• [Problem requirements]
Please reproduce the entries that follow without a single difference.

[Interface dataset entries]
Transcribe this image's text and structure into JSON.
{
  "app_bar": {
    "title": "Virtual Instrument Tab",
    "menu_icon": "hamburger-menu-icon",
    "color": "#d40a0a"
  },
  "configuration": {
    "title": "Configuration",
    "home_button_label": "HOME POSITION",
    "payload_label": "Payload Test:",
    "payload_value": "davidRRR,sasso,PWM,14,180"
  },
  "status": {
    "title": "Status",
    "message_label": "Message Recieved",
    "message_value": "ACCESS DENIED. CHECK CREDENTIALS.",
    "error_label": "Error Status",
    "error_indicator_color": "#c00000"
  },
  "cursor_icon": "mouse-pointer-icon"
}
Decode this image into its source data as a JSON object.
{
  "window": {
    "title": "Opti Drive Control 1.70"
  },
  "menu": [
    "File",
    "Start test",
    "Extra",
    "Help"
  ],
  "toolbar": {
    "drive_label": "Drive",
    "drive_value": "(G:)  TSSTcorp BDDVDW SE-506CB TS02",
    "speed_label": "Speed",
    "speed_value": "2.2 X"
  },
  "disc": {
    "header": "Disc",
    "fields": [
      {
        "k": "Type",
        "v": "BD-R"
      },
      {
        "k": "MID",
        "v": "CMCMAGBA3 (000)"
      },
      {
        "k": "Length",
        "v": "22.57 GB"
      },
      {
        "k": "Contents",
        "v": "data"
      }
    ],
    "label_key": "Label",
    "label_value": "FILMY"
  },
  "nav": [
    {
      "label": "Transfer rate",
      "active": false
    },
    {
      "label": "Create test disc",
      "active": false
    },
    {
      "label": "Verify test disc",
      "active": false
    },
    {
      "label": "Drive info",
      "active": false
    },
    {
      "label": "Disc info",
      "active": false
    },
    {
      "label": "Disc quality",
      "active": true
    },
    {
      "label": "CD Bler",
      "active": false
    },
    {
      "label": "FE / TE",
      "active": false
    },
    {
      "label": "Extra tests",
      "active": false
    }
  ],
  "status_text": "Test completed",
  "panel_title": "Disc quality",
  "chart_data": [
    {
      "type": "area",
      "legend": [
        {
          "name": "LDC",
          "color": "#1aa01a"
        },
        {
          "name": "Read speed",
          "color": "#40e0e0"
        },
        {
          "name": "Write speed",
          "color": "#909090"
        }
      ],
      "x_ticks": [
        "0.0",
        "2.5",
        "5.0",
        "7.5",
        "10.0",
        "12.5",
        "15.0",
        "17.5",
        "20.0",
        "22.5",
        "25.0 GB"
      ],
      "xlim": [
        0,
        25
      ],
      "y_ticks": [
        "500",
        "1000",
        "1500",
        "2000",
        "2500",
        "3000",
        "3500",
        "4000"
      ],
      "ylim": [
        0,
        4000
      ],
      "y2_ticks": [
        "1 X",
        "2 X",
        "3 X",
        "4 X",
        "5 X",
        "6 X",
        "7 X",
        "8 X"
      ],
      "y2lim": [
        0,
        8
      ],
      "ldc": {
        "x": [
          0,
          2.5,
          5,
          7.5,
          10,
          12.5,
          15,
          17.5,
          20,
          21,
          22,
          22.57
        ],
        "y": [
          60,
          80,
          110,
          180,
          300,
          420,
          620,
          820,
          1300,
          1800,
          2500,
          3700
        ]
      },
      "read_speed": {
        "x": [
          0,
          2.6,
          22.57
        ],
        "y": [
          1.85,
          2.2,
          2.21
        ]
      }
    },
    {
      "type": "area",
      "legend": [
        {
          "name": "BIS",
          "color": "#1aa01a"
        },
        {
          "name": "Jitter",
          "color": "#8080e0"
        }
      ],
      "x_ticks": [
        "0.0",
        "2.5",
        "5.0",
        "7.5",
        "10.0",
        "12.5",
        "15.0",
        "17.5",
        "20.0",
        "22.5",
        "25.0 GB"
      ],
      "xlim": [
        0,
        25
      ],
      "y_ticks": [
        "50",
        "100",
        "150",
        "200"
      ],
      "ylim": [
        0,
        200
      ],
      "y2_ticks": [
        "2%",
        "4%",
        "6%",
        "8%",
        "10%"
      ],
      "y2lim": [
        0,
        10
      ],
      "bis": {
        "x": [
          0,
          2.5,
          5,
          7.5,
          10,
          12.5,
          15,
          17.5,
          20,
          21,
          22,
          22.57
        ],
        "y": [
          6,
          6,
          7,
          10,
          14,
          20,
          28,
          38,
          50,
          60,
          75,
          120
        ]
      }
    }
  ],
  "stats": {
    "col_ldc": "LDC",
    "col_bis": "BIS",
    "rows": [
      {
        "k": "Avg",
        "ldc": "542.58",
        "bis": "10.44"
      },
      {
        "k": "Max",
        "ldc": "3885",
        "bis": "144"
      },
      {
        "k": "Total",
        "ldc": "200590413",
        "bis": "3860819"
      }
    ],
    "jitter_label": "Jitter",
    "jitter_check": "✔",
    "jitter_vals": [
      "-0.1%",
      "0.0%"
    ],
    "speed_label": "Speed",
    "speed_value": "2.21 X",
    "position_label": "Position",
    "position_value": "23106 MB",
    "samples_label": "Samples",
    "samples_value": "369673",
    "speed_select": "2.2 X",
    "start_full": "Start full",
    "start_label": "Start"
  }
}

• [Exercise response]
Transcribe this image's text and structure into JSON.
{
  "app_bar": {
    "title": "Virtual Instrument Tab",
    "menu_icon": "hamburger-menu-icon",
    "color": "#d40a0a"
  },
  "configuration": {
    "title": "Configuration",
    "home_button_label": "HOME POSITION",
    "payload_label": "Payload Test:",
    "payload_value": "davidRRR,sasso,PWM,14,180"
  },
  "status": {
    "title": "Status",
    "message_label": "Message Recieved",
    "message_value": "ACCESS DENIED. CHECK CREDENTIALS.",
    "error_label": "Error Status",
    "error_indicator_color": "#c00000"
  },
  "cursor_icon": "mouse-pointer-icon"
}
Decode this image into its source data as a JSON object.
{
  "window": {
    "title": "Opti Drive Control 1.70"
  },
  "menu": [
    "File",
    "Start test",
    "Extra",
    "Help"
  ],
  "toolbar": {
    "drive_label": "Drive",
    "drive_value": "(G:)  TSSTcorp BDDVDW SE-506CB TS02",
    "speed_label": "Speed",
    "speed_value": "2.2 X"
  },
  "disc": {
    "header": "Disc",
    "fields": [
      {
        "k": "Type",
        "v": "BD-R"
      },
      {
        "k": "MID",
        "v": "CMCMAGBA3 (000)"
      },
      {
        "k": "Length",
        "v": "22.57 GB"
      },
      {
        "k": "Contents",
        "v": "data"
      }
    ],
    "label_key": "Label",
    "label_value": "FILMY"
  },
  "nav": [
    {
      "label": "Transfer rate",
      "active": false
    },
    {
      "label": "Create test disc",
      "active": false
    },
    {
      "label": "Verify test disc",
      "active": false
    },
    {
      "label": "Drive info",
      "active": false
    },
    {
      "label": "Disc info",
      "active": false
    },
    {
      "label": "Disc quality",
      "active": true
    },
    {
      "label": "CD Bler",
      "active": false
    },
    {
      "label": "FE / TE",
      "active": false
    },
    {
      "label": "Extra tests",
      "active": false
    }
  ],
  "status_text": "Test completed",
  "panel_title": "Disc quality",
  "chart_data": [
    {
      "type": "area",
      "legend": [
        {
          "name": "LDC",
          "color": "#1aa01a"
        },
        {
          "name": "Read speed",
          "color": "#40e0e0"
        },
        {
          "name": "Write speed",
          "color": "#909090"
        }
      ],
      "x_ticks": [
        "0.0",
        "2.5",
        "5.0",
        "7.5",
        "10.0",
        "12.5",
        "15.0",
        "17.5",
        "20.0",
        "22.5",
        "25.0 GB"
      ],
      "xlim": [
        0,
        25
      ],
      "y_ticks": [
        "500",
        "1000",
        "1500",
        "2000",
        "2500",
        "3000",
        "3500",
        "4000"
      ],
      "ylim": [
        0,
        4000
      ],
      "y2_ticks": [
        "1 X",
        "2 X",
        "3 X",
        "4 X",
        "5 X",
        "6 X",
        "7 X",
        "8 X"
      ],
      "y2lim": [
        0,
        8
      ],
      "ldc": {
        "x": [
          0,
          2.5,
          5,
          7.5,
          10,
          12.5,
          15,
          17.5,
          20,
          21,
          22,
          22.57
        ],
        "y": [
          60,
          80,
          110,
          180,
          300,
          420,
          620,
          820,
          1300,
          1800,
          2500,
          3700
        ]
      },
      "read_speed": {
        "x": [
          0,
          2.6,
          22.57
        ],
        "y": [
          1.85,
          2.2,
          2.21
        ]
      }
    },
    {
      "type": "area",
      "legend": [
        {
          "name": "BIS",
          "color": "#1aa01a"
        },
        {
          "name": "Jitter",
          "color": "#8080e0"
        }
      ],
      "x_ticks": [
        "0.0",
        "2.5",
        "5.0",
        "7.5",
        "10.0",
        "12.5",
        "15.0",
        "17.5",
        "20.0",
        "22.5",
        "25.0 GB"
      ],
      "xlim": [
        0,
        25
      ],
      "y_ticks": [
        "50",
        "100",
        "150",
        "200"
      ],
      "ylim": [
        0,
        200
      ],
      "y2_ticks": [
        "2%",
        "4%",
        "6%",
        "8%",
        "10%"
      ],
      "y2lim": [
        0,
        10
      ],
      "bis": {
        "x": [
          0,
          2.5,
          5,
          7.5,
          10,
          12.5,
          15,
          17.5,
          20,
          21,
          22,
          22.57
        ],
        "y": [
          6,
          6,
          7,
          10,
          14,
          20,
          28,
          38,
          50,
          60,
          75,
          120
        ]
      }
    }
  ],
  "stats": {
    "col_ldc": "LDC",
    "col_bis": "BIS",
    "rows": [
      {
        "k": "Avg",
        "ldc": "542.58",
        "bis": "10.44"
      },
      {
        "k": "Max",
        "ldc": "3885",
        "bis": "144"
      },
      {
        "k": "Total",
        "ldc": "200590413",
        "bis": "3860819"
      }
    ],
    "jitter_label": "Jitter",
    "jitter_check": "✔",
    "jitter_vals": [
      "-0.1%",
      "0.0%"
    ],
    "speed_label": "Speed",
    "speed_value": "2.21 X",
    "position_label": "Position",
    "position_value": "23106 MB",
    "samples_label": "Samples",
    "samples_value": "369673",
    "speed_select": "2.2 X",
    "start_full": "Start full",
    "start_label": "Start"
  }
}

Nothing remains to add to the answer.